The result is that in reporting events--especially those outside the country--the news favors the Soviet way of doing things. Thus glasnost has done painfully little to change the news from abroad. Most television reports show protests, poverty and disasters in the United States. Anything positive is usually censored. And although only about 8% of the population belongs to the party, a much higher proportion of journalists do. While this does not prohibit them from probing party officials, they know how criticism can kill a career.

At party “organs"--newspapers like Pravda, published to carry the party line--up to 90% of the staff members are Communist Party members. At non-party papers--until recently virtually undistinguishable from the party organs--the percentages are slightly lower.

Youth newspapers, usually published by the young communist organization, Komsomol, are staffed by few party members but most journalists have token membership in a communist group. Such papers tend to be more literary and less political, with art and poetry rather than party dogma.


Yet the youth publications have made glasnost appear to work. A young Rostov editor said, “Komsomolskaia Pravda, the largest youth paper, was the first to talk about prostitution, problems of misuse of psychiatric hospitals and homosexuality.”

Though the journalism curriculum is packed with courses on Marxism-Leninism, most of the young journalists I met cared much more about candid news reporting than their elders. They often lamented the overwhelming amount of moralizing.

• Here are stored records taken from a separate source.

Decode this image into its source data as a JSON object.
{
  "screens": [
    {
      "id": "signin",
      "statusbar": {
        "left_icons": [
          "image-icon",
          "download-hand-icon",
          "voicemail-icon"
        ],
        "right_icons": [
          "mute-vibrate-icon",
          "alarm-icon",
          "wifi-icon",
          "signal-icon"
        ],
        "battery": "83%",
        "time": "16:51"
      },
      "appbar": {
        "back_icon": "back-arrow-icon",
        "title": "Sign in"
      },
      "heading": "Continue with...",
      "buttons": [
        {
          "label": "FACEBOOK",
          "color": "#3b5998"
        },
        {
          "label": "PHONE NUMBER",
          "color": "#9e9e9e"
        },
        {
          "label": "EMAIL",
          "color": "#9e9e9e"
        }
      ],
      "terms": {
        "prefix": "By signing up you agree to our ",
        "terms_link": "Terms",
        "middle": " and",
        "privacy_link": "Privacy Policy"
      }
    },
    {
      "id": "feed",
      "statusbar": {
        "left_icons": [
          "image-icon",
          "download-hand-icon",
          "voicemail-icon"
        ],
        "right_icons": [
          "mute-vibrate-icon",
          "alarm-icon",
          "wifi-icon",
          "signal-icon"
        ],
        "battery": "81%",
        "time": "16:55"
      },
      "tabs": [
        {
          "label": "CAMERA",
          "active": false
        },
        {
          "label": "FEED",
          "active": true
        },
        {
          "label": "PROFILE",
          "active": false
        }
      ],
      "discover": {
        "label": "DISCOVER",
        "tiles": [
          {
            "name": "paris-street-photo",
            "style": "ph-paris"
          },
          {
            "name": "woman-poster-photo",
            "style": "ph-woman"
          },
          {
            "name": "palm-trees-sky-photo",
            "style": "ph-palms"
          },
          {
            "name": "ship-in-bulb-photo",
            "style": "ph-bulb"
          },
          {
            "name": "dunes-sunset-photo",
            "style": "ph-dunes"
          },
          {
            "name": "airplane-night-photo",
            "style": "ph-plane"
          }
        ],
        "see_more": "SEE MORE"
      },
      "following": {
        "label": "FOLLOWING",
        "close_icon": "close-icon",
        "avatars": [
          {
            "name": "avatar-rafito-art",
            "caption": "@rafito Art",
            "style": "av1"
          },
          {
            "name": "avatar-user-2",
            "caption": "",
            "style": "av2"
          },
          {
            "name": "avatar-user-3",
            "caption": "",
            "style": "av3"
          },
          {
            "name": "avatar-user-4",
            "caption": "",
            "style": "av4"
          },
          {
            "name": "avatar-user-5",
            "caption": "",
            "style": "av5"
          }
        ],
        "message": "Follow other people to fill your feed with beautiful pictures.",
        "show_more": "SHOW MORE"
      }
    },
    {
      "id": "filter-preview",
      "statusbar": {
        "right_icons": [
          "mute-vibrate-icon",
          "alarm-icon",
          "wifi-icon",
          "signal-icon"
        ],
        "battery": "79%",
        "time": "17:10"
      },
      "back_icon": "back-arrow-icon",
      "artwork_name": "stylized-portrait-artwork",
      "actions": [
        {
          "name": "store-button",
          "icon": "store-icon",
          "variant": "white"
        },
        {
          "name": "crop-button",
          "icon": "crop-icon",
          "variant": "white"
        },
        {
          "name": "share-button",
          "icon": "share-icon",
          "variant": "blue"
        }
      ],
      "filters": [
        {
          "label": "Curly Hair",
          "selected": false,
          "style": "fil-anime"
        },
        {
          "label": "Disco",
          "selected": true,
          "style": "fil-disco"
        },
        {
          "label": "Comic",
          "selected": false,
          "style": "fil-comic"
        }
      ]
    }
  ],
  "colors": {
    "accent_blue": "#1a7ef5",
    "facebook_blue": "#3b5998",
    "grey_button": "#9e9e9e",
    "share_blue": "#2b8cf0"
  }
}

Television is one of the worst offenders in presenting news from abroad. One night in September, I was watching a television news broadcast with a young woman, a political writer from Leningrad. There was 15 minutes of footage on the “glorious harvest of the Soviet Union” and eight minutes of raucous protests in the West. The woman reacted: “We all see the motivation in showing it this way, to convince us that it is bad there and good here. But I think when my generation is in power, things will change.”

Until then the West can hope Gorbachev will continue to help change come along.